South African Deputy President David Mabuza has conceded that while the government has made significant inroads in the fight against the HIV/AIDS pandemic, more needs to be done to curb the scourge.
“We must intensify our programme on prevention by employing every method possible to end this epidemic,” he said.
The Deputy President made the remarks while delivering his address at the World Aids Day Commemoration at the James Motlatsi Stadium, in the North West, on Sunday.
“For our part as a country, our journey and contribution to the vision of zero new infections, zero discrimination and zero AIDS-related deaths, has been long and difficult.”
He reflected on a time in the country when every week and in every community, the pain of losing someone to AIDS-related illnesses was a common phenomenon.
“We are today acknowledged by UNAIDS and others as a global and continental leader in HIV response. This is precisely because we have adopted and implemented the right and comprehensive policies to respond to this epidemic.”
He expressed gratitude to partnerships and support received, saying the contributions galvanised political leadership, civil society and the private sector into coherent action.
“In particular the United Nations family, the United States Government through its PEPFAR programme and the Global Fund. We wish to thank you for your continued support and emphasise that your support is not in vain.”

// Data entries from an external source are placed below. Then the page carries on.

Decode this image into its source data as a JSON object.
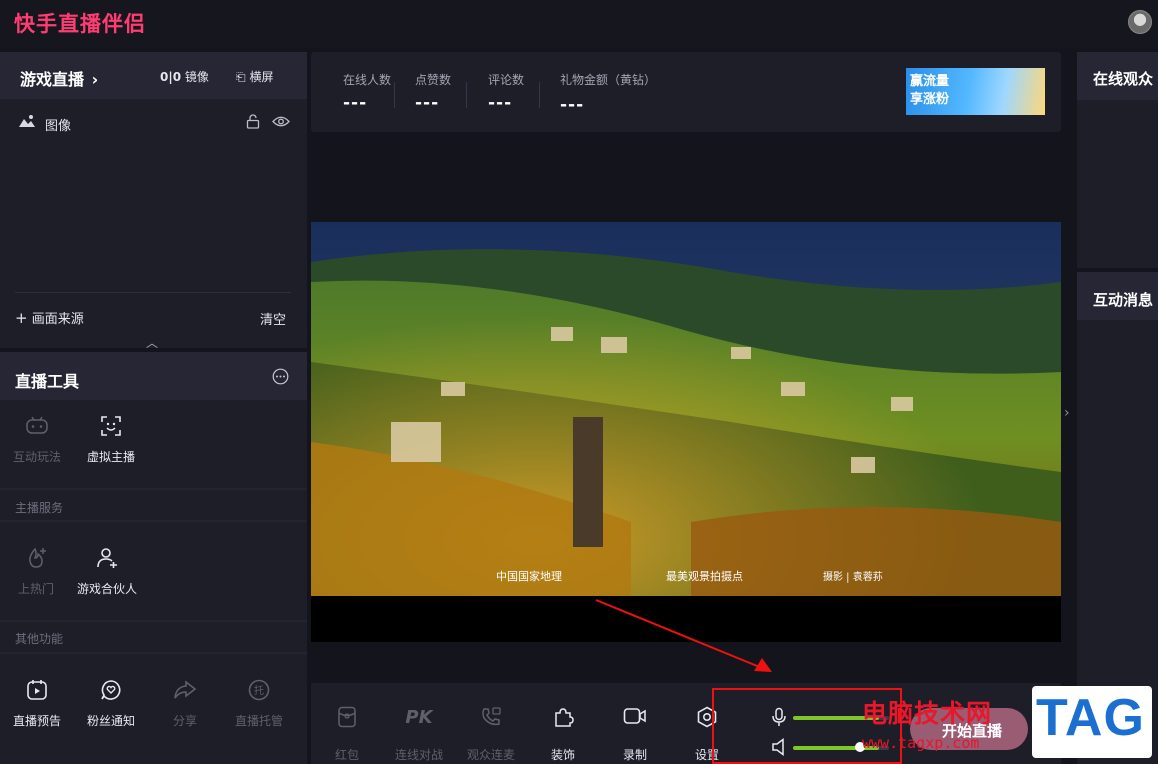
{
  "app": {
    "title": "快手直播伴侣"
  },
  "source_panel": {
    "mode_title": "游戏直播",
    "mirror_label": "镜像",
    "landscape_label": "横屏",
    "layers": [
      {
        "label": "图像"
      }
    ],
    "add_source_label": "画面来源",
    "clear_label": "清空"
  },
  "tools_panel": {
    "title": "直播工具",
    "items": [
      {
        "label": "互动玩法",
        "icon": "gamepad-icon",
        "enabled": false
      },
      {
        "label": "虚拟主播",
        "icon": "face-scan-icon",
        "enabled": true
      }
    ],
    "section_anchor": "主播服务",
    "anchor_items": [
      {
        "label": "上热门",
        "icon": "fire-plus-icon",
        "enabled": false
      },
      {
        "label": "游戏合伙人",
        "icon": "user-plus-icon",
        "enabled": true
      }
    ],
    "section_other": "其他功能",
    "other_items": [
      {
        "label": "直播预告",
        "icon": "calendar-play-icon",
        "enabled": true
      },
      {
        "label": "粉丝通知",
        "icon": "heart-chat-icon",
        "enabled": true
      },
      {
        "label": "分享",
        "icon": "share-icon",
        "enabled": false
      },
      {
        "label": "直播托管",
        "icon": "hosting-icon",
        "enabled": false
      }
    ]
  },
  "stats": [
    {
      "label": "在线人数",
      "value": "---"
    },
    {
      "label": "点赞数",
      "value": "---"
    },
    {
      "label": "评论数",
      "value": "---"
    },
    {
      "label": "礼物金额（黄钻）",
      "value": "---"
    }
  ],
  "banner": {
    "line1": "赢流量",
    "line2": "享涨粉"
  },
  "preview": {
    "credit_left": "中国国家地理",
    "credit_mid": "最美观景拍摄点",
    "credit_right": "摄影 | 袁蓉荪"
  },
  "bottom_tools": [
    {
      "label": "红包",
      "icon": "red-packet-icon",
      "enabled": false
    },
    {
      "label": "连线对战",
      "icon": "pk-icon",
      "enabled": false
    },
    {
      "label": "观众连麦",
      "icon": "phone-link-icon",
      "enabled": false
    },
    {
      "label": "装饰",
      "icon": "puzzle-icon",
      "enabled": true
    },
    {
      "label": "录制",
      "icon": "video-camera-icon",
      "enabled": true
    },
    {
      "label": "设置",
      "icon": "settings-icon",
      "enabled": true
    }
  ],
  "audio": {
    "mic_level": 0.9,
    "speaker_level": 0.9
  },
  "start_button": {
    "label": "开始直播"
  },
  "right_panels": {
    "viewers_title": "在线观众",
    "messages_title": "互动消息"
  },
  "watermark": {
    "site": "电脑技术网",
    "url": "www.tagxp.com",
    "tag": "TAG"
  },
  "colors": {
    "brand": "#ff3d72",
    "panel": "#1e1e29",
    "level": "#7ec629",
    "annotation": "#ee1111"
  }
}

Through the South African National AIDS Council, he said, the country has seen the impact of collaborative efforts in moving the response forward.
“We take pride in the fact that in South Africa, the government remains the main funder of the country’s comprehensive response by contributing close to 80% of the resources,” he said.
Today, he said, the council counts among its victories the fact that South Africa has the biggest HIV treatment programme in the world, with more than 4.5 million people on life-saving antiretrovirals.
“Our anti-retroviral treatment programme has resulted in an increase in life expectancy of our people and low levels of mother-to-child HIV transmission rates. This means that millions of South Africans who previously had no hope of sustained quality of life, now live longer and are able to contribute to building a South Africa of our dreams,” he said.
HIV/AIDS, he said, brought pain and misery to many families in townships and villages but communities mobilised themselves into pressure groups and advocacy organisations and demanded government action and provision of treatment for those infected by the pandemic.
“We must tackle head-on all contributing factors to new infections. This include talking openly and frankly to our young people on issues of sexuality and resultant risks of unprotected sex to potential infections and teenage pregnancies. This fight should be led from the front.”
Deputy President Mabuza called on South Africans to create platforms for collaborative approaches in how to advance human rights for all.
“It should be communities making a difference in ending stigma and discrimination against key populations and those infected by HIV and TB. For us to win end the dual pandemics of HIV and TB, communities must stop stigmatising and discriminating against those affected and infected by these pandemics.”
The Deputy President said Government will work tirelessly to ensure the speedy implementation of the National Emergency Response Plan to combat gender-based violence and femicide.
He commended the Men Championing Change programmes, led by the SANAC Men’s sector, through the Takuwani Riime programme.
This programme is spearheading one of the most robust men mobilisation initiatives in the country to address social ills perpetuated by patriarchy.
“Every day should be about community mobilisation in all corners of our country to ensure that gender-based violence has no place in our society,” he said